Saturday, 1 March 2008
The 8am going-to-work sight of self-important Fendalton executives trying to corner a Porsche Cayenne with one hand and hold a phone with the other is both hilarious and scary. Hilarious because it is such a joke to drive a high performance vehicle so badly, scary because you or I might be in front of them as they roll around bends swaying from lane to lane.
What about cycling with headphones on? It's not as obviously dangerous as driving and using a phone (don't even think about driving and texting) but it's similar - both isolate the road user from the environment, and eventually that will bite you. (Interesting debate on biking and iPods here. And here. And everywhere that cyclists gather, I suspect.)
I'm a week away from the anniversary of my broken-finger accident; maybe that's why I'm having safety-conscious thoughts. You don't want to need a Bicycle Accident Attorney - mind you, we have ACC.

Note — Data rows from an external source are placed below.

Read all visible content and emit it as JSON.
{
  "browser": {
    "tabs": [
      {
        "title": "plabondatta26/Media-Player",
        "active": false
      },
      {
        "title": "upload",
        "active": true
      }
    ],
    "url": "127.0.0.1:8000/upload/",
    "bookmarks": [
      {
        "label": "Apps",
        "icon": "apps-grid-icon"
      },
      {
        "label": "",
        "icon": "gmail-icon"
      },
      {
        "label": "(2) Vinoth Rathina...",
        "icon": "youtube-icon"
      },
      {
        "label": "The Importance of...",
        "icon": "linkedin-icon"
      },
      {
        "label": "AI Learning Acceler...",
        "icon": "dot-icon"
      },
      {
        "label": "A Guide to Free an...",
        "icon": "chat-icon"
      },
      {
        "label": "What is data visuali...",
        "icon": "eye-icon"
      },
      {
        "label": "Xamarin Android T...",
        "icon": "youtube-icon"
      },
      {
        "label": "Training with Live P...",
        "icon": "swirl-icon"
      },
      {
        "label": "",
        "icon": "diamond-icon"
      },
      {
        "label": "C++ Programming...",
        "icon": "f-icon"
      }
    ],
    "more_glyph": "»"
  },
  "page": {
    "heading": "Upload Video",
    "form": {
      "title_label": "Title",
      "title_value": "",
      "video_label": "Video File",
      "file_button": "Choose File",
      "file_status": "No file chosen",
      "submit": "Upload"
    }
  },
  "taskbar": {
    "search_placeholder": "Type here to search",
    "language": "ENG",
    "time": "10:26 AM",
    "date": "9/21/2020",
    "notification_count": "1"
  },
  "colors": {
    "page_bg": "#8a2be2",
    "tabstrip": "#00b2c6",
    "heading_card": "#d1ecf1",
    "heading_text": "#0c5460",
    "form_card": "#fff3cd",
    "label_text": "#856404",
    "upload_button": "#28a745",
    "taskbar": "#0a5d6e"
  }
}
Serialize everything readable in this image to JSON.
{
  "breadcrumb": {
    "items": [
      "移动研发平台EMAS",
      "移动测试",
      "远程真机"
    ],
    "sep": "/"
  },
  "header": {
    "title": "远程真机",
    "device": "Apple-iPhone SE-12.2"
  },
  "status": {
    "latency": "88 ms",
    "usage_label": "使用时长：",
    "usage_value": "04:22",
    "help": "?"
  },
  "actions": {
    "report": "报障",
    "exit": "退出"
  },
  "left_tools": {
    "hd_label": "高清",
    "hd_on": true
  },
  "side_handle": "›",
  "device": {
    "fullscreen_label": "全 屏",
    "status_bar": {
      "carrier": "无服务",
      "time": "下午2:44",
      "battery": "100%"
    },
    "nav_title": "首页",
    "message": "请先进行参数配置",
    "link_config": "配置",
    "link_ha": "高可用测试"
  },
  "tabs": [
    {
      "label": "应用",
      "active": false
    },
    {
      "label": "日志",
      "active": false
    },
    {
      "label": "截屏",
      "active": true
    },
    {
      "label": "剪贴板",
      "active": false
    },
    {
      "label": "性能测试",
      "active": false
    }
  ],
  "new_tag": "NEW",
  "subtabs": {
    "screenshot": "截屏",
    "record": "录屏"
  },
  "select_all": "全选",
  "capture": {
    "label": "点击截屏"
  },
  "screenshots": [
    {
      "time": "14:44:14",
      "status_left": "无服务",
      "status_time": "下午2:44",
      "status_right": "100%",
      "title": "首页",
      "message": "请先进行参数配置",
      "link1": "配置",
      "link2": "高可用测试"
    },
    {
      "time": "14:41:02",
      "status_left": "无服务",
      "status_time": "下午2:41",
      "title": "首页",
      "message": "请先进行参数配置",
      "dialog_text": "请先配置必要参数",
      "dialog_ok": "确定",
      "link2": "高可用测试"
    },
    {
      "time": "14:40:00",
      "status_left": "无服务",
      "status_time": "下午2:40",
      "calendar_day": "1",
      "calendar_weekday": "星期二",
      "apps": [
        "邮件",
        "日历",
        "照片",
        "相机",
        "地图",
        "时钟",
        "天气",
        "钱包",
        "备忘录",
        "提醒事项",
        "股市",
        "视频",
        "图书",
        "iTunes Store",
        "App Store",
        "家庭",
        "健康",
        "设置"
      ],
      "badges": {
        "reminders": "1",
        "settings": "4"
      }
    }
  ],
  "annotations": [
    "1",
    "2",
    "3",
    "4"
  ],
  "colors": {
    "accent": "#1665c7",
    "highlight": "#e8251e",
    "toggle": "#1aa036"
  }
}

My cold abated as the week went on, though I hate to think about the quantity of stuff I've expelled through my nose in a week. This morning I think it's almost back to normal. Just as well, too. I've been too short of breath to consider biking, so I'll try to do some decent mileage this weekend, if the rain holds off. No hills, though - I think I'll do the 40km airport circuit.